Public awareness rises

The movie Rain Man was instrumental in raising public awareness of autism; he gives fascinating details about how that film came about. Temple Grandin provided a highly visible example of how an autistic child could learn, compensate, get a PhD, and make significant contributions in their chosen field. Parents and autistics themselves started banding together for support. Those who found face-to-face interactions difficult found a supportive community on the Internet.

As awareness of autism began to rise, parents found that with intensive early interventions, many of these children could overcome the worst of their handicaps, improve their language and social abilities, and even be enrolled in public schools. Laws were passed to ensure these children had access to educational and therapeutic services.

But at the same time, pernicious rumors spread about vaccines, and all kinds of quackery abounded. Some doctors (and some non-doctors) promised to cure autism with a regimen of diets, supplements, and other unproven interventions, even chelation and chemical castration. Silberman does a masterful job of cutting through the nonsense.

Neurodiversity is a good thing

The best thing Silberman does is to put a positive spin on autism. He sees autistics as different rather than as defective. Autism is many things; autistics are actually more different from each other than from neurotypicals. Autism may just be an exaggeration of traits we all have. There is a wide spectrum, and most of us can identify some autistic-like tendencies in ourselves. Some of the characteristics that define autism are also characteristics that make people successful in a wide range of endeavors. The child who spends hours lining up his toy cars just so may grow up to apply the same degree of fixation, dedication, effort, persistence, and total concentration to solving a problem in his chosen field of work. Some autistics have unique abilities in math, art, or other areas. Temple Grandin gives her autism the credit for her ability to design humane livestock facilities; she thinks in images rather than in words and is able to “think like a cow.” She has said she would not support curing autism because “The world needs all kinds of minds.”
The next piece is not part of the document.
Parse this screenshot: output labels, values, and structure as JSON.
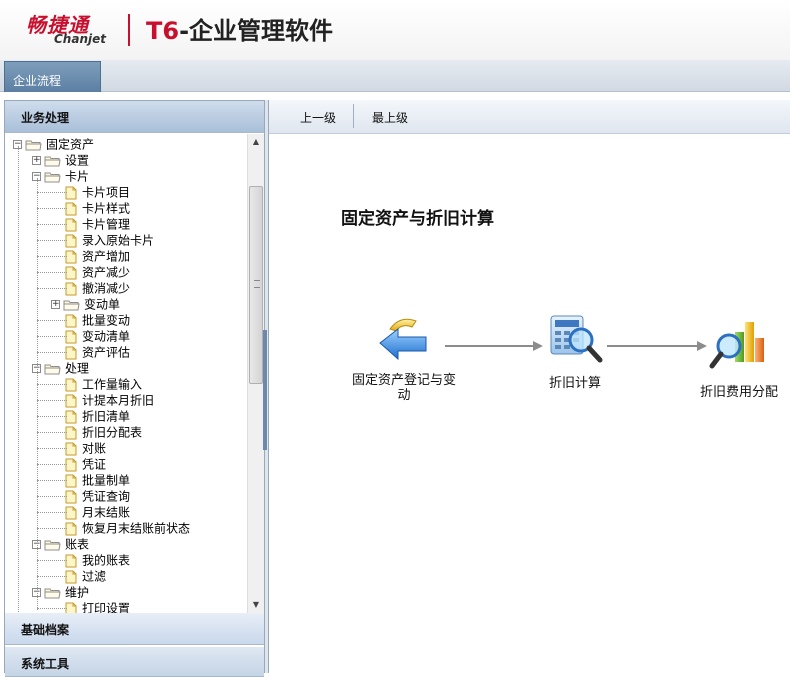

Autistics can be thought of as a neurodiverse tribe. Instead of making them conform to our neurotypical world, we can try to accommodate their differences and create an environment for them that will allow them to thrive and contribute to society. Silberman gives many suggestions as to how that can be accomplished. He gives numerous examples of how parents have adapted to the needs of their autistic children rather than making the children adapt to the rigid expectations of society. Sometimes a behavior initially seen as negative can be encouraged and utilized for positive accomplishments.

Conclusion: “A brilliant and sparklingly humane book”

We are daily confronted with bad news about terrorist attacks, the idiocies of presidential candidates, and celebrities who have proclaimed themselves experts, and pseudoscientific misinformation in the media about everything from vaccines to evolution. In a world with all of those discouraging trends, this book is a welcome ray of clarity, sanity, and optimism about autism. It won the Samuel Johnson Prize, the UK’s most prestigious award for non-fiction, and one review called it a “brilliant and sparklingly humane book.” I agree; I highly recommend it.

Posted by Harriet Hall

Harriet Hall, MD also known as The SkepDoc, is a retired family physician who writes about pseudoscience and questionable medical practices. She received her BA and MD from the University of Washington, did her internship in the Air Force (the second female ever to do so),  and was the first female graduate of the Air Force family practice residency at Eglin Air Force Base. During a long career as an Air Force physician, she held various positions from flight surgeon to DBMS (Director of Base Medical Services) and did everything from delivering babies to taking the controls of a B-52. She retired with the rank of Colonel.  In 2008 she published her memoirs, Women Aren't Supposed to Fly.